Your task:
When you spot the word "this" in a line of the data below, copy that line.
Start of Data
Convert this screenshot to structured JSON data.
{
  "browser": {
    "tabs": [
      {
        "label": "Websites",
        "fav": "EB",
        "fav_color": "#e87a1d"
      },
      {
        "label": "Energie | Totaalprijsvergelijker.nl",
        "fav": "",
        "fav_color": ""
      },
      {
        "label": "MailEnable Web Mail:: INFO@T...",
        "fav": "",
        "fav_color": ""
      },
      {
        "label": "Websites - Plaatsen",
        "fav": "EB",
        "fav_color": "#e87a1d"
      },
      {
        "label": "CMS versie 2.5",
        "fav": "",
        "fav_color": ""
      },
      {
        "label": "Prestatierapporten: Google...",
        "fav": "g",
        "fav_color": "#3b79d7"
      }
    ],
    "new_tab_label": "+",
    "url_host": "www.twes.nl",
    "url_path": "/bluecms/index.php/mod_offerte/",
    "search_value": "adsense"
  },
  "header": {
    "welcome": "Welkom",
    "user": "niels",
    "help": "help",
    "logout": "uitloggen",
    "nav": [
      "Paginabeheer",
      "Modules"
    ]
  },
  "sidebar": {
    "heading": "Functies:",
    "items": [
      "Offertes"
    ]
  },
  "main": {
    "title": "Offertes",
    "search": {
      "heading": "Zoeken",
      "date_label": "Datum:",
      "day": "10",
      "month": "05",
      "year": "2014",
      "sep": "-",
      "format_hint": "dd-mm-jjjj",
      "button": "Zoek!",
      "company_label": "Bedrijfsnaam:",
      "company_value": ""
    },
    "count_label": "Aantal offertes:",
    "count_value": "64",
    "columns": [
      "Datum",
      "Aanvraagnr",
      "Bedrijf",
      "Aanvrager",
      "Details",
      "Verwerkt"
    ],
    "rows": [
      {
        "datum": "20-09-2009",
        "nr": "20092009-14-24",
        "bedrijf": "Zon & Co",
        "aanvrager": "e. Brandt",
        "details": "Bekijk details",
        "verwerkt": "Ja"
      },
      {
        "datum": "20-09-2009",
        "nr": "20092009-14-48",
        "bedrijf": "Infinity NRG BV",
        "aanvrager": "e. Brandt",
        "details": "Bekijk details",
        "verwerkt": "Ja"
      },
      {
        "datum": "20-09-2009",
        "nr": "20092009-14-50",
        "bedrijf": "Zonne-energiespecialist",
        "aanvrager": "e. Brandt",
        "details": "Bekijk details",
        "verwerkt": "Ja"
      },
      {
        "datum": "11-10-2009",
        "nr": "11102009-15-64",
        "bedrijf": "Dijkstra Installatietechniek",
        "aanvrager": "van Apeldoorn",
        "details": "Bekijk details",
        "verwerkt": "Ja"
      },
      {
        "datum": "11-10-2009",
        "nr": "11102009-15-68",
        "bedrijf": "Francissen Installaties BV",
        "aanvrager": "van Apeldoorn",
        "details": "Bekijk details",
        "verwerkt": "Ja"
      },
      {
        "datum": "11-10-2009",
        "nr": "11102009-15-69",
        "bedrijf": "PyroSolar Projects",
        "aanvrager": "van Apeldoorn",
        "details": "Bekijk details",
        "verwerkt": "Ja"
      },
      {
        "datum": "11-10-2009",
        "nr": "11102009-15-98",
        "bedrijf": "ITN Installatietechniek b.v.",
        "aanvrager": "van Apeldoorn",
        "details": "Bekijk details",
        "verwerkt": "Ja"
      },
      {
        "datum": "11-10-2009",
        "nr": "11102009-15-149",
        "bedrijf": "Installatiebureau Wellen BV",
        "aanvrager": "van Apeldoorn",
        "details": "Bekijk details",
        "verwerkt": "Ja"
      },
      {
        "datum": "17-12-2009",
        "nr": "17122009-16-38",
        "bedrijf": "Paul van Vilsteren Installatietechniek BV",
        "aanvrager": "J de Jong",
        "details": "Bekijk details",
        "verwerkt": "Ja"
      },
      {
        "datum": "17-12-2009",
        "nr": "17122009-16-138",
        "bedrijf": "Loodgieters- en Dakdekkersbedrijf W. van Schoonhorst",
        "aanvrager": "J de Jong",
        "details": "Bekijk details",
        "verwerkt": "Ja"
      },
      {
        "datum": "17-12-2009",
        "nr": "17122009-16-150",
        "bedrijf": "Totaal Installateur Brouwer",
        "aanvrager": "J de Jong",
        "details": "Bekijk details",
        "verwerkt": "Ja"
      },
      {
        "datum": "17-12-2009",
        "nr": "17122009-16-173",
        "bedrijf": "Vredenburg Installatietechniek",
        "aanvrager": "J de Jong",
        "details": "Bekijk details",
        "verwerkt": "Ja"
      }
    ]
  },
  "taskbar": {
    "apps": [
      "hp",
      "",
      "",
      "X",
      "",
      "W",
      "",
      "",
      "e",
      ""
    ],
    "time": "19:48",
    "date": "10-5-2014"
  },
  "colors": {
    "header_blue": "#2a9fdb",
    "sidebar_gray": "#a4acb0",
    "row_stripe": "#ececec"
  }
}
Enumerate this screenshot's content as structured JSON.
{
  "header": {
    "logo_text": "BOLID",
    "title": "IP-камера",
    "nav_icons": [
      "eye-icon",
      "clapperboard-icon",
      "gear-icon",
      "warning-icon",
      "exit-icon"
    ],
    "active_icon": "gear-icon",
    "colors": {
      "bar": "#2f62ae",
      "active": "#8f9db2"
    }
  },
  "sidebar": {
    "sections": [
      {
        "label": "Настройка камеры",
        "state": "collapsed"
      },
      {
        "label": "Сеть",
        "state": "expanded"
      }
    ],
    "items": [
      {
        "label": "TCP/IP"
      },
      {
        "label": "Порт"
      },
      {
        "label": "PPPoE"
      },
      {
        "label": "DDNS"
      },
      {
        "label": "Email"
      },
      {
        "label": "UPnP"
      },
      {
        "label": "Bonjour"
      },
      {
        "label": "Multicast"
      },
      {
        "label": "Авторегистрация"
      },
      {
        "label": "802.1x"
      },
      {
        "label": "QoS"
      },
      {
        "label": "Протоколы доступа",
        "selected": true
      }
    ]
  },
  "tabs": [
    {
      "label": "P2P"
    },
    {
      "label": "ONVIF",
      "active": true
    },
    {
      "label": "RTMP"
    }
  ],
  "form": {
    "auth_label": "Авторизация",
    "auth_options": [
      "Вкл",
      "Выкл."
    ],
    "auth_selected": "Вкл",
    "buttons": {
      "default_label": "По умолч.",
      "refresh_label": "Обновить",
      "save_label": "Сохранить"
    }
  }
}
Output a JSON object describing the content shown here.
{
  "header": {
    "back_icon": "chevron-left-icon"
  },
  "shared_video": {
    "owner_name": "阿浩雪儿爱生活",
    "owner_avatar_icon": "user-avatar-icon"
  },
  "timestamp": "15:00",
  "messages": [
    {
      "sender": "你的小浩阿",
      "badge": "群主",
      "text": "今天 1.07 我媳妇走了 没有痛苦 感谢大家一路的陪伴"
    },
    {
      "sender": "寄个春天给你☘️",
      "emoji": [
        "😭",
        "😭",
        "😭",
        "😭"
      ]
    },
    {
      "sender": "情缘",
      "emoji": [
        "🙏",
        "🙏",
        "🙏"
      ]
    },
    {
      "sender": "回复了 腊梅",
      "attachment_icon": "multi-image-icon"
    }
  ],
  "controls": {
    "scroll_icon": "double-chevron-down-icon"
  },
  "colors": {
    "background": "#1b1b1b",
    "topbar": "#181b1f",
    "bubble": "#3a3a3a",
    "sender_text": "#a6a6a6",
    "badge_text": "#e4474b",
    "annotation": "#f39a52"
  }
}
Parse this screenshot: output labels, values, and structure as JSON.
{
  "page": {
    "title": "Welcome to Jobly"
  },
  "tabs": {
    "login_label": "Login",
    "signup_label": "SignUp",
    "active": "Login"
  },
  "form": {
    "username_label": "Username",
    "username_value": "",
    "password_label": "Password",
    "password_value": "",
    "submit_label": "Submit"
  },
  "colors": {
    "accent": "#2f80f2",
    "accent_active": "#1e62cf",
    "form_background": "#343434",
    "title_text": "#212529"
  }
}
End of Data
Written response:
Convert this screenshot to structured JSON data.
Enumerate this screenshot's content as structured JSON.
Parse this screenshot: output labels, values, and structure as JSON.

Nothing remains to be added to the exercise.